Mahdi said so much inventory today is imported from overseas that the lead time is actually longer than it was when more of it was sourced domestically. This worked well mostly for the last two decades, but the events of the past couple of years expose the weaknesses in the chain.
“If there’s a little hiccup in the process, if there’s a delay at the ports or your manufacturer is a week late because something happened in production, it throws the whole thing off,” Mahdi said.
Many importers first started to experience delays when the Trump administration implemented tariff on goods imported from several countries, especially China. This started manufacturers to consider diversifying their production and moving plants to other countries.
“There’s so much manufacturing capability around the world,” Mahdi said.
Talk to Suppliers, Stock, Inventory
He recommends Mexico as a good location to consider. It’s close by and has a stable trade relationship with the United States. Lennox already plans on expanding production at its plant in Mexico. In the meantime, Chase said contractors need to pay attention to the demands of the market and what manufacturers have available.
“We’re pretty transparent about what we’re able to make, what we have good inventory of,” he said.
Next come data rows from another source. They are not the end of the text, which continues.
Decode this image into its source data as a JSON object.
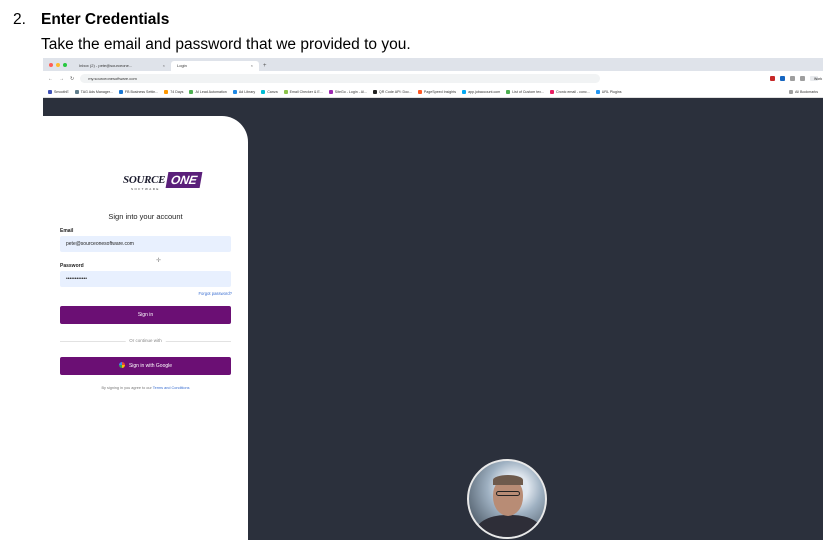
{
  "doc": {
    "step_number": "2.",
    "step_title": "Enter Credentials",
    "step_description": "Take the email and password that we provided to you."
  },
  "browser": {
    "tabs": [
      {
        "label": "Inbox (2) - pete@sourceone..."
      },
      {
        "label": "Login"
      }
    ],
    "url": "my.sourceonesoftware.com",
    "profile": "Work",
    "bookmarks": [
      "SmoothE",
      "TAG Ads Manager...",
      "FB Business Settin...",
      "74 Days",
      "AI Lead Automation",
      "Ad Library",
      "Canva",
      "Email Checker & E...",
      "SiteGo - Login - Al...",
      "QR Code API: Doc...",
      "PageSpeed Insights",
      "app.jobaccount.com",
      "List of Custom tex...",
      "Cronic email - conc...",
      "URL Plugins"
    ],
    "all_bookmarks": "All Bookmarks"
  },
  "login": {
    "logo_main": "SOURCE",
    "logo_accent": "ONE",
    "logo_sub": "SOFTWARE",
    "heading": "Sign into your account",
    "email_label": "Email",
    "email_value": "pete@sourceonesoftware.com",
    "password_label": "Password",
    "password_value": "••••••••••••",
    "forgot": "Forgot password?",
    "signin_button": "Sign in",
    "divider_text": "Or continue with",
    "google_button": "Sign in with Google",
    "terms_prefix": "By signing in you agree to our",
    "terms_link": "Terms and Conditions"
  },
  "colors": {
    "brand_purple": "#6b0f74",
    "page_background": "#2b303c",
    "link_blue": "#3b6fd1"
  }
}
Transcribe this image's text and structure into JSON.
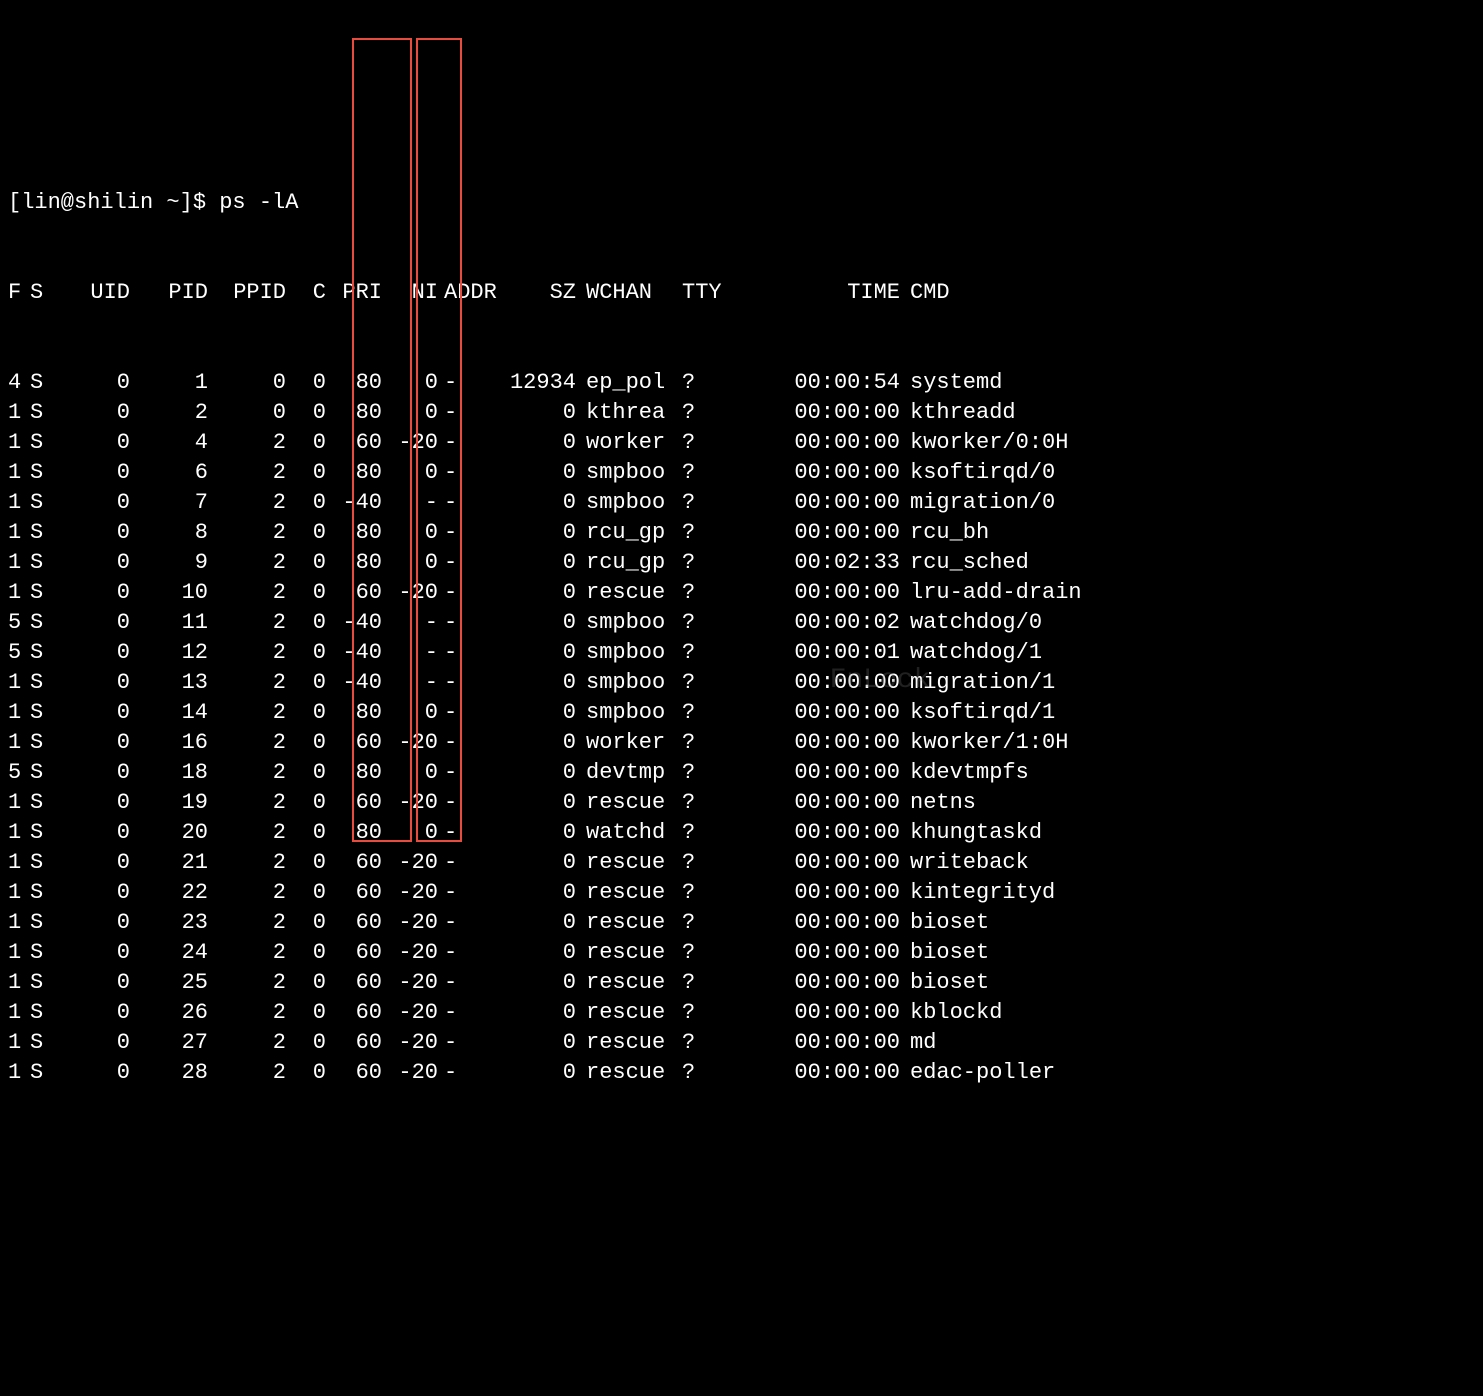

Chase said contractors should consider buying inventory now and storing it. This may seem like an extra expense, but with regular price increases becoming the norm, the idea becomes more affordable. Many HVAC contractors are already renting storage spaces to keep this extra inventory.
For HVAC contractors in the South, there’s an extra level of difficulty. It becomes illegal January 1, 2023, to sell air conditioners that fail to meet the new efficiency standards. That means they need to stock enough equipment to meet their customers’ needs this year without finding themselves stuck with unsaleable inventory at the end of the year.
Eventually the supply chain issues will end, but no one really knows when. It likely won’t be a straight line, Anderson said, and the final resolution could be years out. She recommends business improve their sales inventory operations planning. This requires keeping in touch with customer demand and figuring out how to meet that. Anderson said the companies that best control their chains are the one that will grow.
Report Abusive Comment